Best ways to prevent and treat common cold
06 August 2015, Nirapad News: A new study has revealed that while zinc may be best for prevention, acetaminophen, ibuprofen and perhaps antihistamine-decongestant combinations are the recommended treatments.
The study by Drs. Michael Allan, Department of Family Medicine, University of Alberta, Edmonton, and Bruce Arroll, Department of General Practice and Primary Health Care, University of Auckland, New Zealand, aimed at physicians and patients, looked at available evidence for both traditional and nontraditional approaches for preventing and alleviating colds.
A review of 67 randomized controlled trials (RCTs) indicated that hand-washing, a traditional public health approach, as well as
alcohol disinfectants and gloves, is likely effective.
Zinc may work for children (and possibly adults) – at least 2 RCTs indicated that children who took 10 or 15 mg of zinc sulfate daily had lower rates of colds and fewer absences from school due to colds. The authors suggest that zinc may also work for adults.
There is some evidence that probiotics may help prevent colds, although the types and combinations of organisms varied in the studies as did the formulations (pills, liquids, etc.), making comparison difficult.

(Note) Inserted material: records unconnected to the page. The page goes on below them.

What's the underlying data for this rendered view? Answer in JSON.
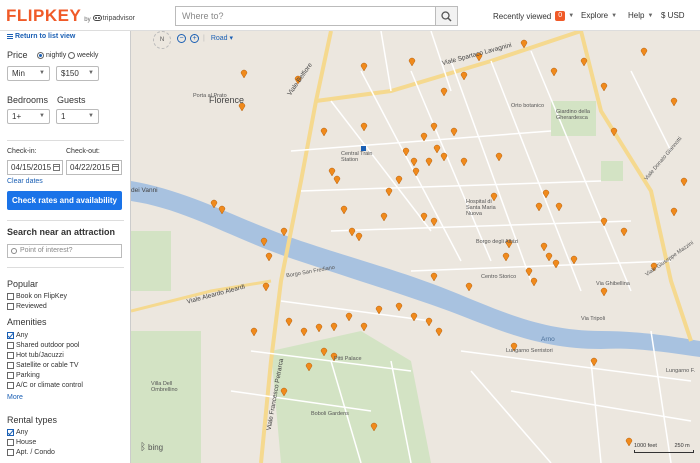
{
  "header": {
    "logo": "FLIPKEY",
    "logo_by": "by",
    "logo_partner": "tripadvisor",
    "search_placeholder": "Where to?",
    "nav_recently": "Recently viewed",
    "nav_recent_count": "0",
    "nav_explore": "Explore",
    "nav_help": "Help",
    "nav_currency": "$ USD"
  },
  "sidebar": {
    "return_link": "Return to list view",
    "price_label": "Price",
    "price_nightly": "nightly",
    "price_weekly": "weekly",
    "price_min": "Min",
    "price_max": "$150",
    "bedrooms_label": "Bedrooms",
    "bedrooms_value": "1+",
    "guests_label": "Guests",
    "guests_value": "1",
    "checkin_label": "Check-in:",
    "checkin_value": "04/15/2015",
    "checkout_label": "Check-out:",
    "checkout_value": "04/22/2015",
    "clear_dates": "Clear dates",
    "check_rates_button": "Check rates and availability",
    "search_attraction_heading": "Search near an attraction",
    "poi_placeholder": "Point of interest?",
    "popular_heading": "Popular",
    "popular_items": [
      "Book on FlipKey",
      "Reviewed"
    ],
    "amenities_heading": "Amenities",
    "amenities_items": [
      "Any",
      "Shared outdoor pool",
      "Hot tub/Jacuzzi",
      "Satellite or cable TV",
      "Parking",
      "A/C or climate control"
    ],
    "more_link": "More",
    "rental_types_heading": "Rental types",
    "rental_items": [
      "Any",
      "House",
      "Apt. / Condo"
    ]
  },
  "map": {
    "compass": "N",
    "road_label": "Road",
    "bing": "bing",
    "scale_left": "1000 feet",
    "scale_right": "250 m",
    "labels": {
      "florence": "Florence",
      "viale_belfiore": "Viale Belfiore",
      "viale_lavagnini": "Viale Spartaco Lavagnini",
      "santa_maria_novella": "Central Train Station",
      "porta_al_prato": "Porta al Prato",
      "arno": "Arno",
      "viale_petrarca": "Viale Francesco Petrarca",
      "viale_aleardi": "Viale Aleardo Aleardi",
      "boboli": "Boboli Gardens",
      "pitti": "Pitti Palace",
      "santa_maria_nuova": "Santa Maria Nuova",
      "via_dei_vanni": "dei Vanni",
      "orto_botanico": "Orto botanico",
      "giardino_gherardesca": "Giardino della Gherardesca",
      "lungarno_serristori": "Lungarno Serristori",
      "lungarno_ferrucci": "Lungarno F.",
      "via_tripoli": "Via Tripoli",
      "borgo_albizi": "Borgo degli Albizi",
      "borgo_frediano": "Borgo San Frediano",
      "villa_ombrellino": "Villa Dell Ombrellino",
      "viale_giannotti": "Viale Donato Giannotti",
      "via_ghibellina": "Via Ghibellina",
      "viale_mazzini": "Viale Giuseppe Mazzini",
      "centro_storico": "Centro Storico",
      "hospital": "Hospital di Santa Maria Nuova"
    }
  },
  "colors": {
    "brand": "#f05a28",
    "primary_button": "#1a73e8",
    "link": "#1a5fb4",
    "river": "#a8c2e0",
    "pin": "#f08a1c"
  }
}
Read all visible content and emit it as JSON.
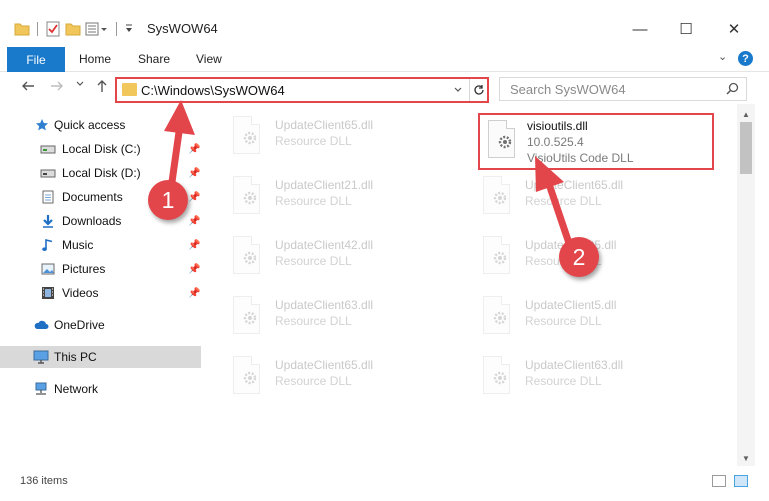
{
  "window": {
    "title": "SysWOW64",
    "minimize_glyph": "—",
    "maximize_glyph": "☐",
    "close_glyph": "✕"
  },
  "ribbon": {
    "tabs": [
      {
        "label": "File"
      },
      {
        "label": "Home"
      },
      {
        "label": "Share"
      },
      {
        "label": "View"
      }
    ],
    "help_glyph": "?"
  },
  "address_bar": {
    "path": "C:\\Windows\\SysWOW64",
    "search_placeholder": "Search SysWOW64"
  },
  "sidebar": {
    "items": [
      {
        "label": "Quick access",
        "icon": "star-icon"
      },
      {
        "label": "Local Disk (C:)",
        "icon": "drive-icon",
        "pinned": true
      },
      {
        "label": "Local Disk (D:)",
        "icon": "drive-icon",
        "pinned": true
      },
      {
        "label": "Documents",
        "icon": "documents-icon",
        "pinned": true
      },
      {
        "label": "Downloads",
        "icon": "download-icon",
        "pinned": true
      },
      {
        "label": "Music",
        "icon": "music-icon",
        "pinned": true
      },
      {
        "label": "Pictures",
        "icon": "pictures-icon",
        "pinned": true
      },
      {
        "label": "Videos",
        "icon": "videos-icon",
        "pinned": true
      },
      {
        "label": "OneDrive",
        "icon": "cloud-icon"
      },
      {
        "label": "This PC",
        "icon": "computer-icon",
        "selected": true
      },
      {
        "label": "Network",
        "icon": "network-icon"
      }
    ]
  },
  "files": {
    "left_column": [
      {
        "name": "UpdateClient65.dll",
        "type": "Resource DLL"
      },
      {
        "name": "UpdateClient21.dll",
        "type": "Resource DLL"
      },
      {
        "name": "UpdateClient42.dll",
        "type": "Resource DLL"
      },
      {
        "name": "UpdateClient63.dll",
        "type": "Resource DLL"
      },
      {
        "name": "UpdateClient65.dll",
        "type": "Resource DLL"
      }
    ],
    "right_column": [
      {
        "name": "UpdateClient65.dll",
        "type": "Resource DLL"
      },
      {
        "name": "UpdateClient5.dll",
        "type": "Resource DLL"
      },
      {
        "name": "UpdateClient5.dll",
        "type": "Resource DLL"
      },
      {
        "name": "UpdateClient63.dll",
        "type": "Resource DLL"
      }
    ],
    "highlighted": {
      "name": "visioutils.dll",
      "version": "10.0.525.4",
      "description": "VisioUtils Code DLL"
    }
  },
  "status_bar": {
    "item_count": "136 items"
  },
  "annotations": {
    "step1": "1",
    "step2": "2",
    "accent_color": "#e2454a"
  }
}
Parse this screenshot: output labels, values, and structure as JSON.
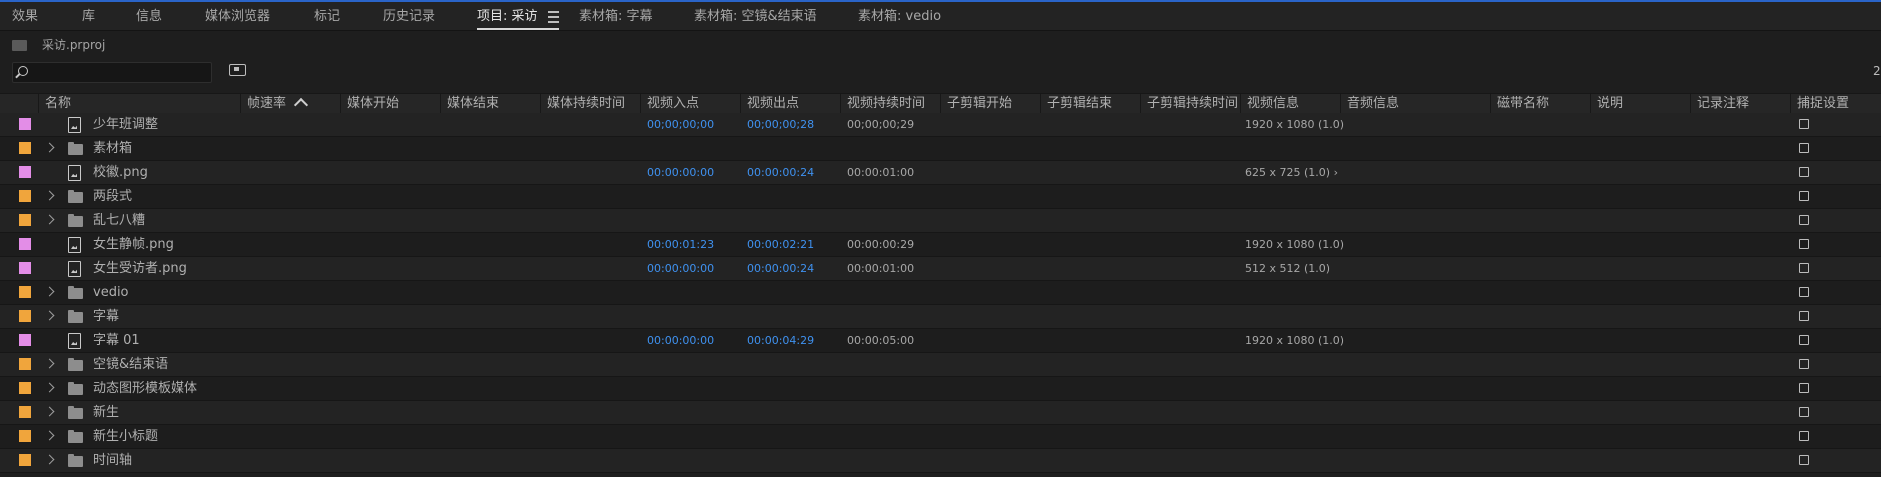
{
  "tabs": [
    {
      "label": "效果"
    },
    {
      "label": "库"
    },
    {
      "label": "信息"
    },
    {
      "label": "媒体浏览器"
    },
    {
      "label": "标记"
    },
    {
      "label": "历史记录"
    },
    {
      "label": "项目: 采访",
      "active": true
    },
    {
      "label": "素材箱: 字幕"
    },
    {
      "label": "素材箱: 空镜&结束语"
    },
    {
      "label": "素材箱: vedio"
    }
  ],
  "project": {
    "filename": "采访.prproj"
  },
  "search": {
    "value": "",
    "placeholder": ""
  },
  "edge_glyph": "2",
  "columns": {
    "name": "名称",
    "framerate": "帧速率",
    "media_start": "媒体开始",
    "media_end": "媒体结束",
    "media_duration": "媒体持续时间",
    "video_in": "视频入点",
    "video_out": "视频出点",
    "video_duration": "视频持续时间",
    "sub_start": "子剪辑开始",
    "sub_end": "子剪辑结束",
    "sub_duration": "子剪辑持续时间",
    "video_info": "视频信息",
    "audio_info": "音频信息",
    "tape_name": "磁带名称",
    "description": "说明",
    "log_note": "记录注释",
    "capture": "捕捉设置"
  },
  "colors": {
    "label_violet": "#e38de7",
    "label_orange": "#f0a53c",
    "timecode_blue": "#3f91ef",
    "accent_line": "#2a64c8"
  },
  "items": [
    {
      "type": "sequence",
      "label_color": "violet",
      "name": "少年班调整",
      "video_in": "00;00;00;00",
      "video_out": "00;00;00;28",
      "video_duration": "00;00;00;29",
      "video_info": "1920 x 1080 (1.0)"
    },
    {
      "type": "bin",
      "label_color": "orange",
      "name": "素材箱"
    },
    {
      "type": "file",
      "label_color": "violet",
      "name": "校徽.png",
      "video_in": "00:00:00:00",
      "video_out": "00:00:00:24",
      "video_duration": "00:00:01:00",
      "video_info": "625 x 725 (1.0) ›"
    },
    {
      "type": "bin",
      "label_color": "orange",
      "name": "两段式"
    },
    {
      "type": "bin",
      "label_color": "orange",
      "name": "乱七八糟"
    },
    {
      "type": "file",
      "label_color": "violet",
      "name": "女生静帧.png",
      "video_in": "00:00:01:23",
      "video_out": "00:00:02:21",
      "video_duration": "00:00:00:29",
      "video_info": "1920 x 1080 (1.0)"
    },
    {
      "type": "file",
      "label_color": "violet",
      "name": "女生受访者.png",
      "video_in": "00:00:00:00",
      "video_out": "00:00:00:24",
      "video_duration": "00:00:01:00",
      "video_info": "512 x 512 (1.0)"
    },
    {
      "type": "bin",
      "label_color": "orange",
      "name": "vedio"
    },
    {
      "type": "bin",
      "label_color": "orange",
      "name": "字幕"
    },
    {
      "type": "file",
      "label_color": "violet",
      "name": "字幕 01",
      "video_in": "00:00:00:00",
      "video_out": "00:00:04:29",
      "video_duration": "00:00:05:00",
      "video_info": "1920 x 1080 (1.0)"
    },
    {
      "type": "bin",
      "label_color": "orange",
      "name": "空镜&结束语"
    },
    {
      "type": "bin",
      "label_color": "orange",
      "name": "动态图形模板媒体"
    },
    {
      "type": "bin",
      "label_color": "orange",
      "name": "新生"
    },
    {
      "type": "bin",
      "label_color": "orange",
      "name": "新生小标题"
    },
    {
      "type": "bin",
      "label_color": "orange",
      "name": "时间轴"
    }
  ]
}
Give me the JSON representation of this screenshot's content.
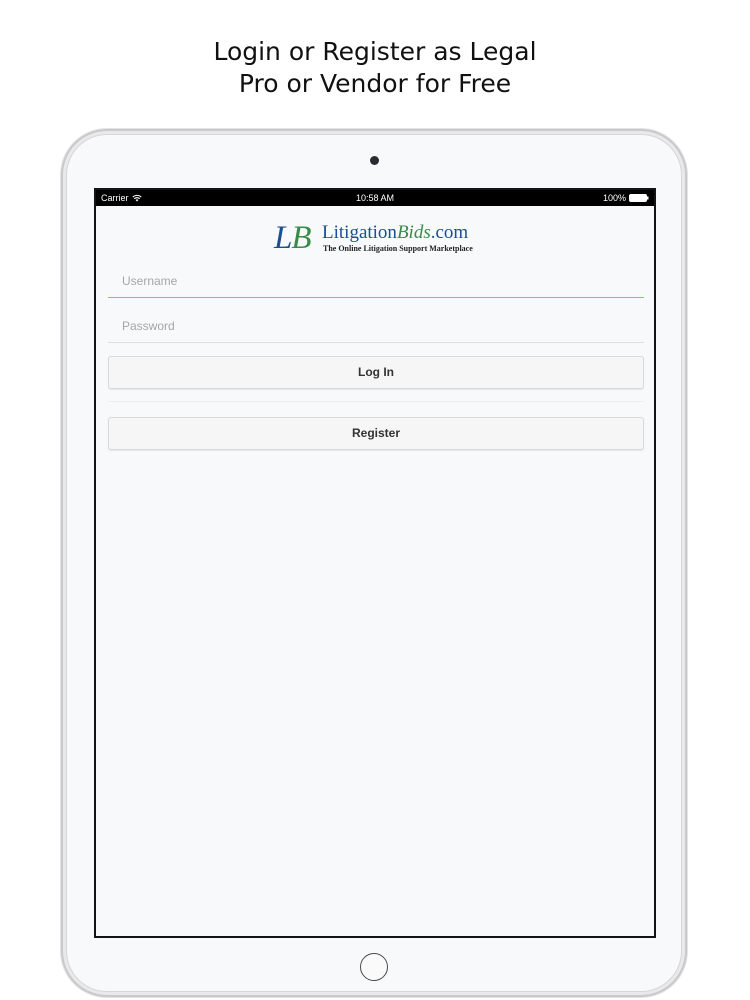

Antihistamines combined with decongestants andor pain medications appear to be somewhat or moderately effective in treating colds in older children – but not in children under age 5 – and adults.
It was found that ipratropium, a drug used to treat allergies and chronic obstructive pulmonary disorder, may alleviate runny nose when used in a nasal spray but has no effect on congestion.
According to the evidence, the benefits of frequently used remedies such as ginseng, (found in ColdFX), gargling, vapour rubs and homeopathy are unclear.
Cough medicines show no benefit in children but may offer slight benefit in adults. Honey has a slight effect in relieving cough symptoms in children over age 1. Vitamin C and antibiotics show no benefit, and misused antibiotics can have associated harms.
The study was published in the Canadian Medical Association Journal.